HPDC is very pleased to announce the appointment of two new members to the HPDC Technical Committee: Sara Cederberg, Healthy Materials Program Manager at Google/REWS; John Ullman, Sustainability Manager in the Harvard University Office for Sustainability. Sara and John were appointed by the HPDC Board of Directors, following an open call for applicants, to fill two seats that had become open on the Technical Committee.
The HPDC Technical Committee, composed of seventeen representatives of the HPDC membership, is appointed by the HPDC Board of Directors to oversee the evolution of the HPD Open Standard. The Technical Committee focuses on driving forward the Standard to reflect the learning that is occurring as more and more HPD reports – now over 5,000 have been published by over 500 manufacturers – are being used to support product and ingredient selection by both the design community and manufacturers. Continual improvement to make transparency and material health information easier to create and use is critical for scaling adoption to a much broader community of practice.
Sara and John are both highly experienced practitioners of sustainability, and represent organizations – Google and Harvard, respectively – that are global leaders in transparency and material health.
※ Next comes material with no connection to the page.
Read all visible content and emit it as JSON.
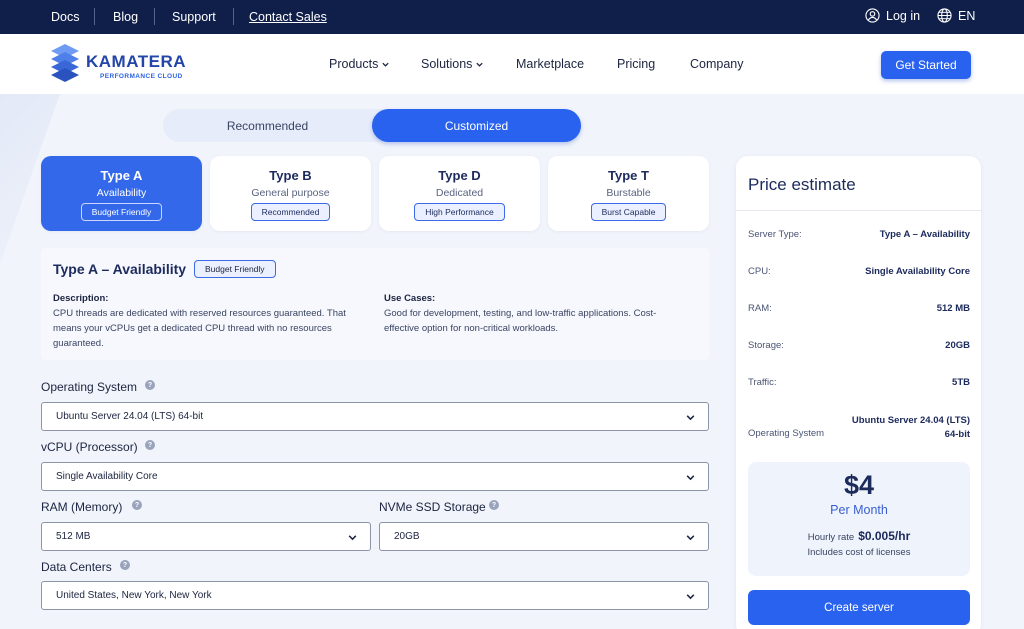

- Sara Cederberg recently joined Google’s Real Estate and Workplace Services Sustainability Team as the Healthy Materials Program Manager. Google’s Healthy Materials Program aims to ensure all of the products and materials used within Google’s buildings are one day safe and circular – that is, products made from safer ingredients with clean supply chains and can be reused at the end of life. Prior to joining Google, Sara worked for the U.S. Green Building Council for seven years primarily on the content development for the LEED Rating System. She led the effort to include transparency requirements for products and materials in LEED. She has collaborated closely with HPDC, HBN, C2C, and others in the Ecosystem for many years. She has served on several related committees, including the Governance Committee for the EPA Draft Guidelines for Product Environmental Performance Standards and Ecolabels for Voluntary Use in Federal Procurement, the Steering committee for the BizNGO Chemical Footprint Project and the AIA Materials Knowledge Working Group. Sara is a licensed architect.
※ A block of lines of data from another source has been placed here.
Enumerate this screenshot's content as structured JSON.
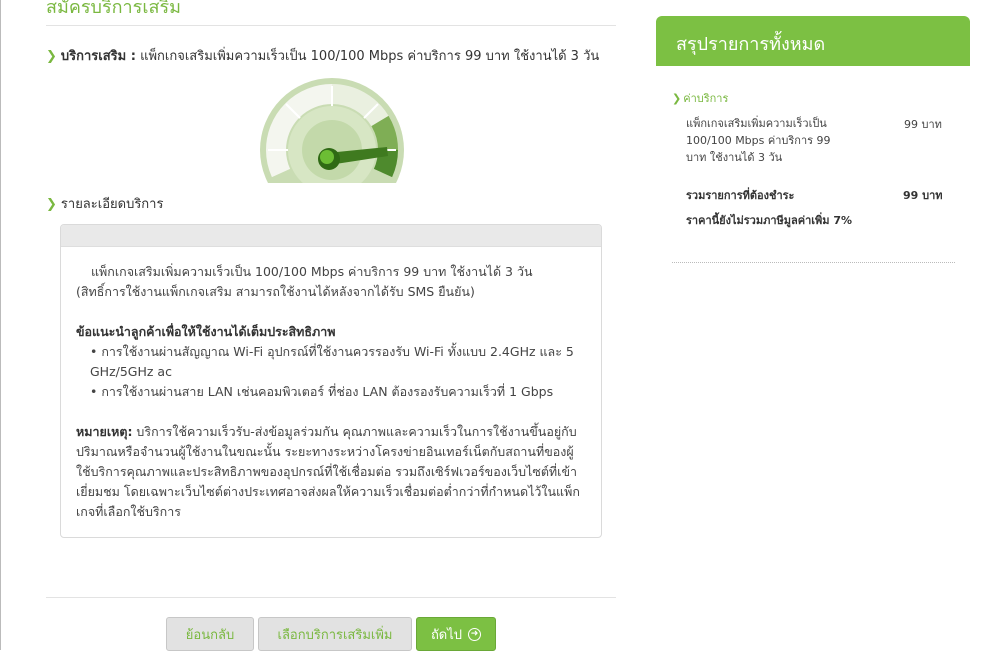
{
  "page": {
    "heading": "สมัครบริการเสริม"
  },
  "addon": {
    "label": "บริการเสริม :",
    "description": "แพ็กเกจเสริมเพิ่มความเร็วเป็น 100/100 Mbps ค่าบริการ 99 บาท ใช้งานได้ 3 วัน"
  },
  "details": {
    "title": "รายละเอียดบริการ",
    "intro": "แพ็กเกจเสริมเพิ่มความเร็วเป็น 100/100 Mbps ค่าบริการ 99 บาท ใช้งานได้ 3 วัน",
    "rights": "(สิทธิ์การใช้งานแพ็กเกจเสริม สามารถใช้งานได้หลังจากได้รับ SMS ยืนยัน)",
    "advice_heading": "ข้อแนะนำลูกค้าเพื่อให้ใช้งานได้เต็มประสิทธิภาพ",
    "bullets": [
      "• การใช้งานผ่านสัญญาณ Wi-Fi อุปกรณ์ที่ใช้งานควรรองรับ Wi-Fi ทั้งแบบ 2.4GHz และ 5 GHz/5GHz ac",
      "• การใช้งานผ่านสาย LAN เช่นคอมพิวเตอร์ ที่ช่อง LAN ต้องรองรับความเร็วที่ 1 Gbps"
    ],
    "note_label": "หมายเหตุ:",
    "note_text": " บริการใช้ความเร็วรับ-ส่งข้อมูลร่วมกัน คุณภาพและความเร็วในการใช้งานขึ้นอยู่กับปริมาณหรือจำนวนผู้ใช้งานในขณะนั้น ระยะทางระหว่างโครงข่ายอินเทอร์เน็ตกับสถานที่ของผู้ใช้บริการคุณภาพและประสิทธิภาพของอุปกรณ์ที่ใช้เชื่อมต่อ รวมถึงเซิร์ฟเวอร์ของเว็บไซต์ที่เข้าเยี่ยมชม โดยเฉพาะเว็บไซต์ต่างประเทศอาจส่งผลให้ความเร็วเชื่อมต่อต่ำกว่าที่กำหนดไว้ในแพ็กเกจที่เลือกใช้บริการ"
  },
  "buttons": {
    "back": "ย้อนกลับ",
    "more_addons": "เลือกบริการเสริมเพิ่ม",
    "next": "ถัดไป"
  },
  "summary": {
    "title": "สรุปรายการทั้งหมด",
    "fee_label": "ค่าบริการ",
    "item_desc": "แพ็กเกจเสริมเพิ่มความเร็วเป็น 100/100 Mbps ค่าบริการ 99 บาท ใช้งานได้ 3 วัน",
    "item_price": "99 บาท",
    "total_label": "รวมรายการที่ต้องชำระ",
    "total_price": "99 บาท",
    "vat_note": "ราคานี้ยังไม่รวมภาษีมูลค่าเพิ่ม 7%"
  },
  "icons": {
    "chevron": "chevron-right-icon",
    "speedometer": "speedometer-icon",
    "next_arrow": "arrow-circle-right-icon"
  },
  "colors": {
    "accent_green": "#7cc043",
    "text_green": "#7ab840",
    "button_gray": "#e2e2e2"
  }
}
- John Ullman has been a Sustainability Manager in Harvard University’s Office for Sustainability since 2016, serving a critical role in the development and implementation of the University’s innovative program, the Healthier Building Materials Academy. In just the last few years, John has been involved in over 30 major capital projects, representing more than 3 million square feet on campus, and worked with over a hundred manufacturers to increase ingredient transparency in their products and move them further to optimize for health. Prior to joining Harvard University, John was the Sr. Strategic Initiatives Coordinator in Johns Hopkins University’s Office of Sustainability and worked as a cancer researcher at Johns Hopkins School of Medicine. John earned Master of Business Administration and Master of Environmental Management degrees from Duke University, and graduated from Johns Hopkins University with a Bachelor of Science degree in Molecular and Cellular Biology.
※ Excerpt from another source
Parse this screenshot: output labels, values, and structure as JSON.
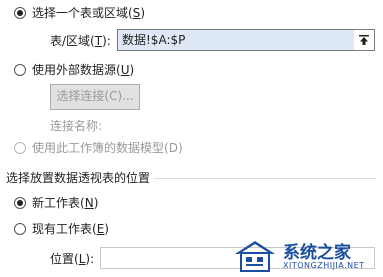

“HPD Collaborative is delighted to have Sara and John as members of our Technical Committee, where they join an equally remarkable group of HPDC members who are committed to the advancement of transparency and material health practice,” commented Amanda Kaminsky, HPDC Board Chair. “The tremendous progress of the open HPD initiative – and, indeed, our entire community of practice – has been made possible by the largely voluntary contributions of many dedicated practitioners. Congratulations to Sara and John on their new Technical Committee roles.”
HPDC Technical Committee Chair Mike Manzi says, “Over the past four years, HPDC has focused on strengthening our governance of the HPD Open Standard, through the creation of a revamped Technical Committee and Technical Sub-Groups, and establishing an annual revision process. These moves have enabled us to respond to new ideas rapidly, while maintaining rigorous review. We have a strong focus on working across the entire ecosystem to learn from diverse experience, and to maintain harmonization of the Standard within a growing community of practice.”